When you stroll around Athens or many other parts of Greece, you see gangs of feral yet endearing cats living off people’s handouts, apparently never wondering what would happen if their lifeline was suddenly cut off. Greece, in a way, has been like those felines, except suddenly the free lunch is over. For the umpteenth time—and not for the last time—Greece has been in the news over its huge government debt and the possibility of defaulting on its obligations. Secretary of State Hillary Clinton visited July 17–18 and met with officials, conveying the concern of the Obama administration. On July 21, European Union leaders will hold a summit, with Greek debt once again high on their agenda.
In a way, it’s a shame that Greece, rather than Ireland or Spain, has become the public face of Europe’s sovereign debt crisis. Neither Ireland nor Spain had huge public debts before the global economic collapse. Both were models of government transparency and accountability, and a case could have been made to the publics in Germany, France and elsewhere that they are deserving of a helping hand. Feline Greece, on the other hand, is a different story.

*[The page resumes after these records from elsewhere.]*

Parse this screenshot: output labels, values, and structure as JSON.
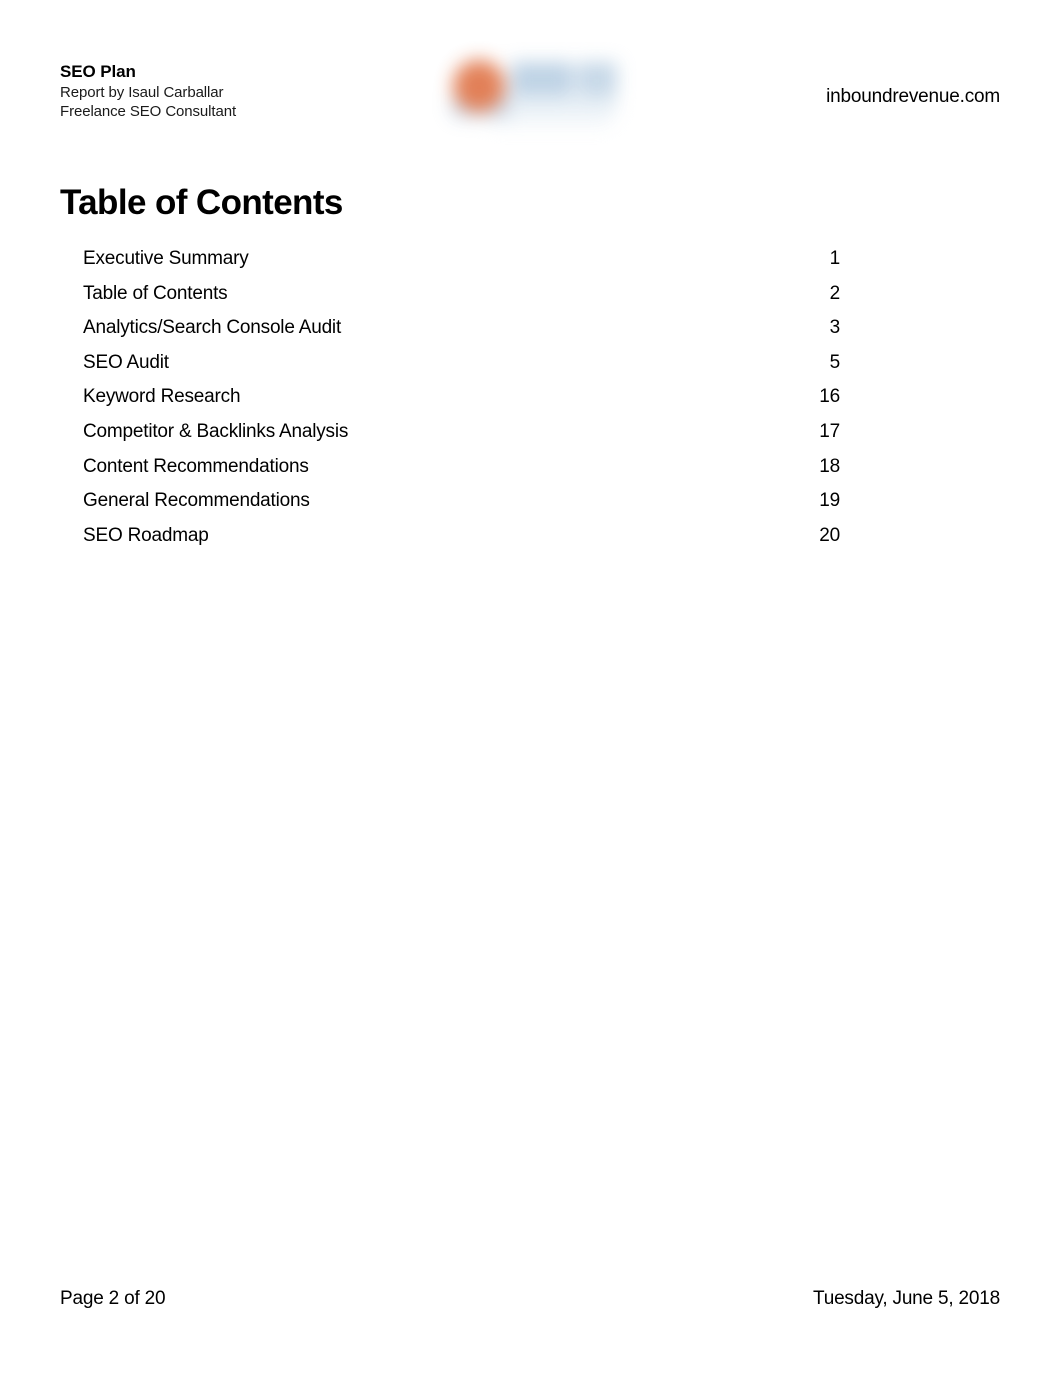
{
  "document": {
    "header": {
      "title": "SEO Plan",
      "subtitle_line_1": "Report by Isaul Carballar",
      "subtitle_line_2": "Freelance SEO Consultant",
      "website": "inboundrevenue.com",
      "logo": {
        "name": "company-logo-blurred",
        "mark_color": "#e0764a",
        "wordmark_color": "#b9cfe3"
      }
    },
    "page_heading": "Table of Contents",
    "toc": {
      "entries": [
        {
          "label": "Executive Summary",
          "page": "1"
        },
        {
          "label": "Table of Contents",
          "page": "2"
        },
        {
          "label": "Analytics/Search Console Audit",
          "page": "3"
        },
        {
          "label": "SEO Audit",
          "page": "5"
        },
        {
          "label": "Keyword Research",
          "page": "16"
        },
        {
          "label": "Competitor & Backlinks Analysis",
          "page": "17"
        },
        {
          "label": "Content Recommendations",
          "page": "18"
        },
        {
          "label": "General Recommendations",
          "page": "19"
        },
        {
          "label": "SEO Roadmap",
          "page": "20"
        }
      ]
    },
    "footer": {
      "page_indicator": "Page 2 of 20",
      "date": "Tuesday, June 5, 2018"
    }
  }
}
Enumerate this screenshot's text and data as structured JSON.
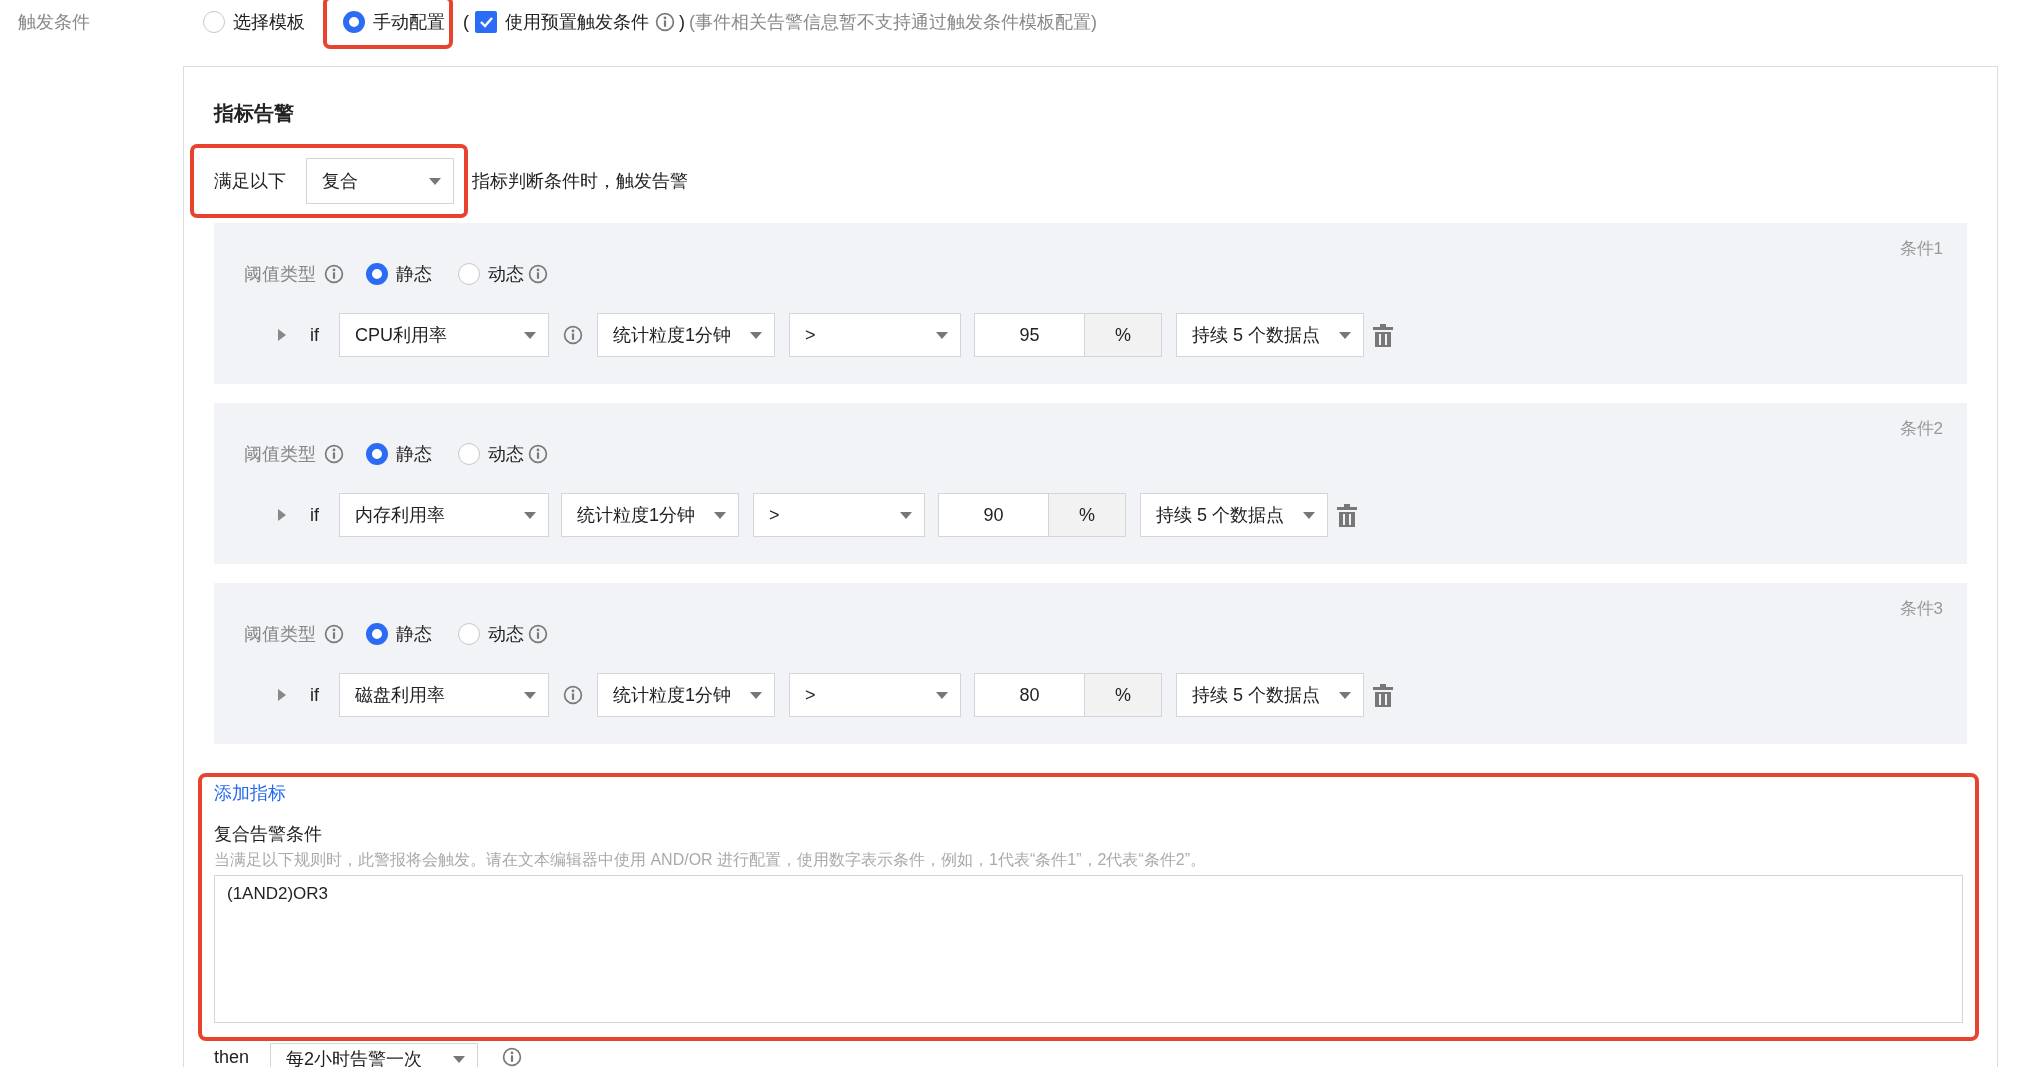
{
  "trigger": {
    "label": "触发条件",
    "options": [
      {
        "label": "选择模板",
        "selected": false,
        "highlighted": false
      },
      {
        "label": "手动配置",
        "selected": true,
        "highlighted": true
      }
    ],
    "preset": {
      "open": "(",
      "label": "使用预置触发条件",
      "checked": true,
      "close": ")",
      "note": "(事件相关告警信息暂不支持通过触发条件模板配置)"
    }
  },
  "section_title": "指标告警",
  "match": {
    "prefix": "满足以下",
    "value": "复合",
    "suffix": "指标判断条件时，触发告警",
    "highlighted": true
  },
  "conditions": [
    {
      "name": "条件1",
      "threshold_label": "阈值类型",
      "threshold_types": [
        {
          "label": "静态",
          "selected": true,
          "info": false
        },
        {
          "label": "动态",
          "selected": false,
          "info": true
        }
      ],
      "if": "if",
      "metric": "CPU利用率",
      "metric_info": true,
      "period": "统计粒度1分钟",
      "operator": ">",
      "value": "95",
      "unit": "%",
      "duration": "持续 5 个数据点"
    },
    {
      "name": "条件2",
      "threshold_label": "阈值类型",
      "threshold_types": [
        {
          "label": "静态",
          "selected": true,
          "info": false
        },
        {
          "label": "动态",
          "selected": false,
          "info": true
        }
      ],
      "if": "if",
      "metric": "内存利用率",
      "metric_info": false,
      "period": "统计粒度1分钟",
      "operator": ">",
      "value": "90",
      "unit": "%",
      "duration": "持续 5 个数据点"
    },
    {
      "name": "条件3",
      "threshold_label": "阈值类型",
      "threshold_types": [
        {
          "label": "静态",
          "selected": true,
          "info": false
        },
        {
          "label": "动态",
          "selected": false,
          "info": true
        }
      ],
      "if": "if",
      "metric": "磁盘利用率",
      "metric_info": true,
      "period": "统计粒度1分钟",
      "operator": ">",
      "value": "80",
      "unit": "%",
      "duration": "持续 5 个数据点"
    }
  ],
  "composite": {
    "highlighted": true,
    "add_link": "添加指标",
    "title": "复合告警条件",
    "hint": "当满足以下规则时，此警报将会触发。请在文本编辑器中使用 AND/OR 进行配置，使用数字表示条件，例如，1代表“条件1”，2代表“条件2”。",
    "expression": "(1AND2)OR3"
  },
  "then": {
    "label": "then",
    "value": "每2小时告警一次"
  }
}
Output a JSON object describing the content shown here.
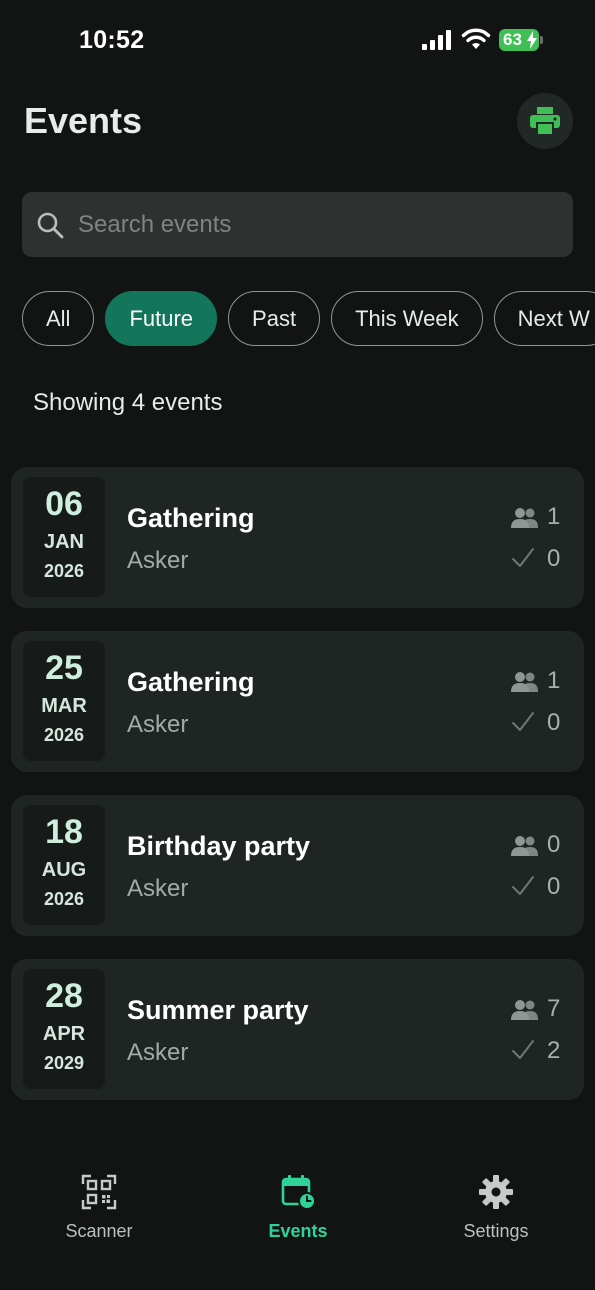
{
  "status_bar": {
    "time": "10:52",
    "battery": "63"
  },
  "header": {
    "title": "Events",
    "print_icon": "printer-icon"
  },
  "search": {
    "placeholder": "Search events",
    "value": ""
  },
  "filters": [
    {
      "label": "All",
      "active": false
    },
    {
      "label": "Future",
      "active": true
    },
    {
      "label": "Past",
      "active": false
    },
    {
      "label": "This Week",
      "active": false
    },
    {
      "label": "Next W",
      "active": false
    }
  ],
  "summary": "Showing 4 events",
  "events": [
    {
      "day": "06",
      "month": "JAN",
      "year": "2026",
      "title": "Gathering",
      "subtitle": "Asker",
      "attendees": "1",
      "checked_in": "0"
    },
    {
      "day": "25",
      "month": "MAR",
      "year": "2026",
      "title": "Gathering",
      "subtitle": "Asker",
      "attendees": "1",
      "checked_in": "0"
    },
    {
      "day": "18",
      "month": "AUG",
      "year": "2026",
      "title": "Birthday party",
      "subtitle": "Asker",
      "attendees": "0",
      "checked_in": "0"
    },
    {
      "day": "28",
      "month": "APR",
      "year": "2029",
      "title": "Summer party",
      "subtitle": "Asker",
      "attendees": "7",
      "checked_in": "2"
    }
  ],
  "bottom_nav": [
    {
      "label": "Scanner",
      "icon": "qr-code-icon",
      "active": false
    },
    {
      "label": "Events",
      "icon": "calendar-icon",
      "active": true
    },
    {
      "label": "Settings",
      "icon": "gear-icon",
      "active": false
    }
  ],
  "colors": {
    "background": "#111413",
    "card": "#1f2523",
    "accent": "#137559",
    "nav_active": "#2fd39a",
    "print_icon": "#3fbf55",
    "battery": "#3fbf55"
  }
}
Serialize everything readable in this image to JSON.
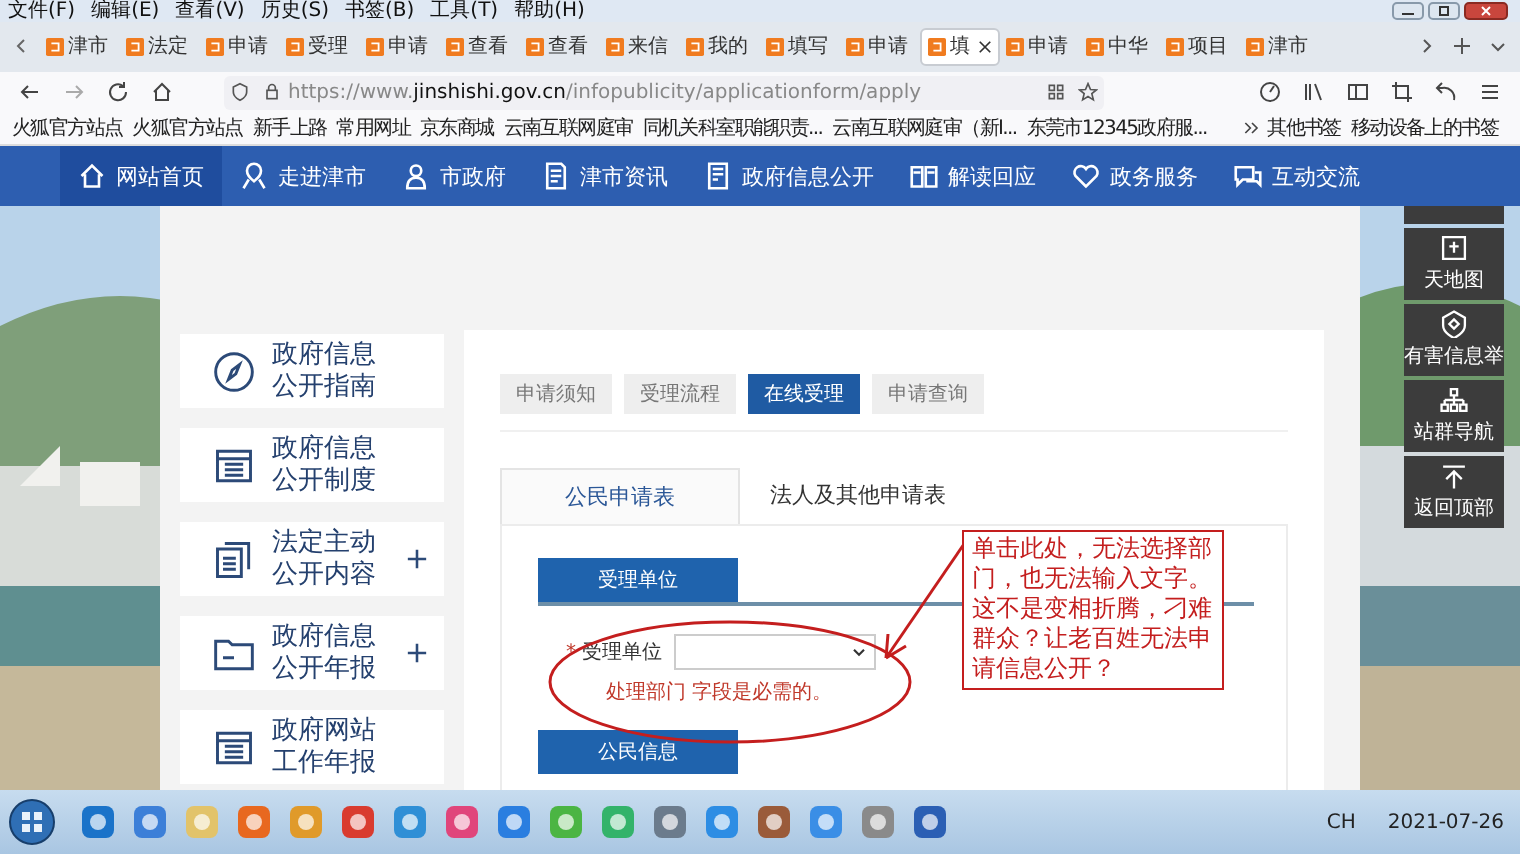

Most news reports about the Greek situation have focused on the dramatic mise-en-scène, with lots of graphic images of masked protesters, tear gas, police lines and the now-famous “Greece riot dog.” But what this sensationalist reportage has failed to note is that many of the protesters in Athens’s Syntagma Square have benefited from Greece’s corrupt political system, which lies at the heart of its fiscal problems. Public employees in Greece have been a core part of the patronage machine fostered by past governments, and many of those protesters are in the street precisely because Prime Minister George Papandreou is trying to dismantle many of the corrupt practices of that machine—which was largely created by his father, former Prime Minister Andreas Papandreou, and his party, the PaSoK (Panhellenic Socialist Movement). Since the 1980s, PaSoK has rotated in power with its main opposition party, New Democracy, each with its own patronage cadre of supporters.
Not only public employees have benefited from the corruption of the Greek “clientalistic” state, as Papandreou routinely calls it. Greeks are not the lazy, indolent workers depicted in many media portrayals—they work more hours annually than most Europeans, about 35 percent more than Germans and as many hours as Americans (though their on-the-job productivity is not particularly high). However, many Greeks rely on an informal “gray economy” of family and social networks, which too often operates on nepotism, backroom deals, bartering and tax dodging. Greece was plagued throughout the twentieth century by bitter schisms among monarchists, democrats and communists, with dictators and elected governments rotating in complicated power alignments right up to the 1970s, when the last military dictatorship withdrew and the monarchy was abolished. But by that time a system based on not paying taxes to the corrupt political bosses and relying instead on informal family and social networks had become the fiber holding it all together.
Today, although merit systems exist on paper and computerization of the public administration is gradually being introduced, almost everything still is done with a wink and a nod—securing jobs, permits, even doctors’ appointments or jumping to the head of the line for surgery. The practice of fakelaki (literally “little envelope,” the slipping of bribes to those in power)—has become a Greek tradition, celebrated nostalgically in films like Zorba the Greek. This “system” pervades every level of society, down to the neighborhood and household levels. Few Greeks have their hands entirely clean. Even fewer have fought to fix it.